What lines below include the string "true"? Pick them out and copy them.

************

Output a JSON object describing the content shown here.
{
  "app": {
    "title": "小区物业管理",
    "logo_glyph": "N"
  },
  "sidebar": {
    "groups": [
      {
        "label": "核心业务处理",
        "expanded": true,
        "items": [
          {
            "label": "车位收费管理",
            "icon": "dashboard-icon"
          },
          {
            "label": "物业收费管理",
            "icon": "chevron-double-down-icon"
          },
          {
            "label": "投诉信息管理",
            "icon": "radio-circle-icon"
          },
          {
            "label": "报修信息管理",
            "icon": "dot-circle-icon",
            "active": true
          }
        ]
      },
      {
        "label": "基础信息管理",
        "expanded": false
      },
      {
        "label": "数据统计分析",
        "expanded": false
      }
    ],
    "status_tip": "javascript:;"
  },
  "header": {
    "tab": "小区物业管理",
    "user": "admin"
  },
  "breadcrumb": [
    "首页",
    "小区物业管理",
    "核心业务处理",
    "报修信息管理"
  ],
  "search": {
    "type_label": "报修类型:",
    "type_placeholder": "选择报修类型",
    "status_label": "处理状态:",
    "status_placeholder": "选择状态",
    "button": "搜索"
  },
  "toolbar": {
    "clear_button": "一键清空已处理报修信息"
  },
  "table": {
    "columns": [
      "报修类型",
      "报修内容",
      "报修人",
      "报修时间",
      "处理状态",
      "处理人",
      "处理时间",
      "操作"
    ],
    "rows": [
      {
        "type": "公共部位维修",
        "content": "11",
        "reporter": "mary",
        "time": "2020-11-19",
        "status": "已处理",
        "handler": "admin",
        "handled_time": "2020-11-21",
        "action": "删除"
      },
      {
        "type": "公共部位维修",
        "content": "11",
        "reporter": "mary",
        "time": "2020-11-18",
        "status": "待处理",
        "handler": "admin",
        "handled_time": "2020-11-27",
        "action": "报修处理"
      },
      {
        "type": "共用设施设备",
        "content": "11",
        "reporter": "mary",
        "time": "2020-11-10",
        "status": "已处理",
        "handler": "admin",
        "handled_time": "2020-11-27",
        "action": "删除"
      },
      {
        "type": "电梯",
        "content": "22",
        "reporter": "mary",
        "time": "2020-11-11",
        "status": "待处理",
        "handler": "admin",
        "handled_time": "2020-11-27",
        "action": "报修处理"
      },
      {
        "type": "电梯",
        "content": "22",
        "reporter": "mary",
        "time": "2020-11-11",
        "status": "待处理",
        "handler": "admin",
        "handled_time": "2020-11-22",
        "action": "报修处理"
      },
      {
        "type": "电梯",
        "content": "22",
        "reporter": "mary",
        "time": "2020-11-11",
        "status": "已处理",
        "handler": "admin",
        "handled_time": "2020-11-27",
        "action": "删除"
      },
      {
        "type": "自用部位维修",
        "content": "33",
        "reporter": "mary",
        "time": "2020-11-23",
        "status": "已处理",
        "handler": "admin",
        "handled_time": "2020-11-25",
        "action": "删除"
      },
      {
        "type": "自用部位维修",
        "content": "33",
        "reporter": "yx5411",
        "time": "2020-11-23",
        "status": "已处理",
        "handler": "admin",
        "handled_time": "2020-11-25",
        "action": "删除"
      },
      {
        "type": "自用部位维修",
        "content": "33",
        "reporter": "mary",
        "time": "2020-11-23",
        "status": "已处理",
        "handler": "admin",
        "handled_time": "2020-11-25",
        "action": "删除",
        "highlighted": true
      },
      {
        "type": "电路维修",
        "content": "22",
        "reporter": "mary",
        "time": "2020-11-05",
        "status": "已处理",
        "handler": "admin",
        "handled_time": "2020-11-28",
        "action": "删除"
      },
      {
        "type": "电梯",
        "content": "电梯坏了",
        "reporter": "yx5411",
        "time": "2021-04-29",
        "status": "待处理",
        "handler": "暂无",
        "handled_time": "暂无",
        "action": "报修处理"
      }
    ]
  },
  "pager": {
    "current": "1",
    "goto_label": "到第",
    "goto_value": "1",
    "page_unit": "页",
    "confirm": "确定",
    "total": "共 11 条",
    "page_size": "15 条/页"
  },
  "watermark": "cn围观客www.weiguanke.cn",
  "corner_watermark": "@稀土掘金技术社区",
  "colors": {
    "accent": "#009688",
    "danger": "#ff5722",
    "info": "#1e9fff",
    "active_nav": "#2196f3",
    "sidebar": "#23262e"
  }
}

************

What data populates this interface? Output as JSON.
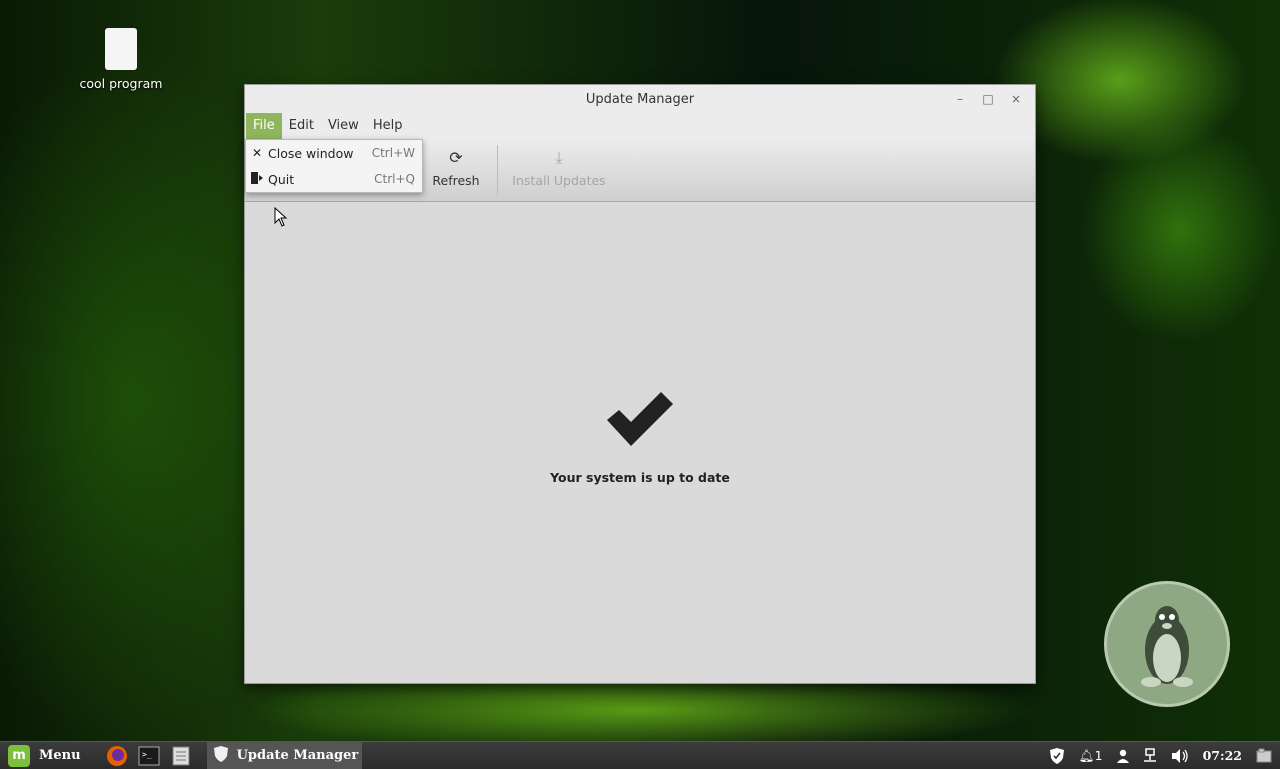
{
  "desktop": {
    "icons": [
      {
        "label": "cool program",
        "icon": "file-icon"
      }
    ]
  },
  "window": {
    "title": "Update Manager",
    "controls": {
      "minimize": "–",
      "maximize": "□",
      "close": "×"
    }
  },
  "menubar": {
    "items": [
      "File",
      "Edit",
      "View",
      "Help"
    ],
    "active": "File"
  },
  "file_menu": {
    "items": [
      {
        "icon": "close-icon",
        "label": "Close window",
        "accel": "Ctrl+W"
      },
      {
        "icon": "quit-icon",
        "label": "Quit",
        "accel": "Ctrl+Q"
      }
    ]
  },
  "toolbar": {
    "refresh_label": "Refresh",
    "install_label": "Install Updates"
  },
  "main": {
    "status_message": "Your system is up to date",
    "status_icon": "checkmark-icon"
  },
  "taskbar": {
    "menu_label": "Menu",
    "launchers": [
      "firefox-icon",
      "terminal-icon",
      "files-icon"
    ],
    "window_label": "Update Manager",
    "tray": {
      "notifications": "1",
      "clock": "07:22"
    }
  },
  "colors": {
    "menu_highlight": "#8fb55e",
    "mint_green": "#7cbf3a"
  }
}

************

Answer to this exercise
        "expanded": true,
            "active": true
        "highlighted": true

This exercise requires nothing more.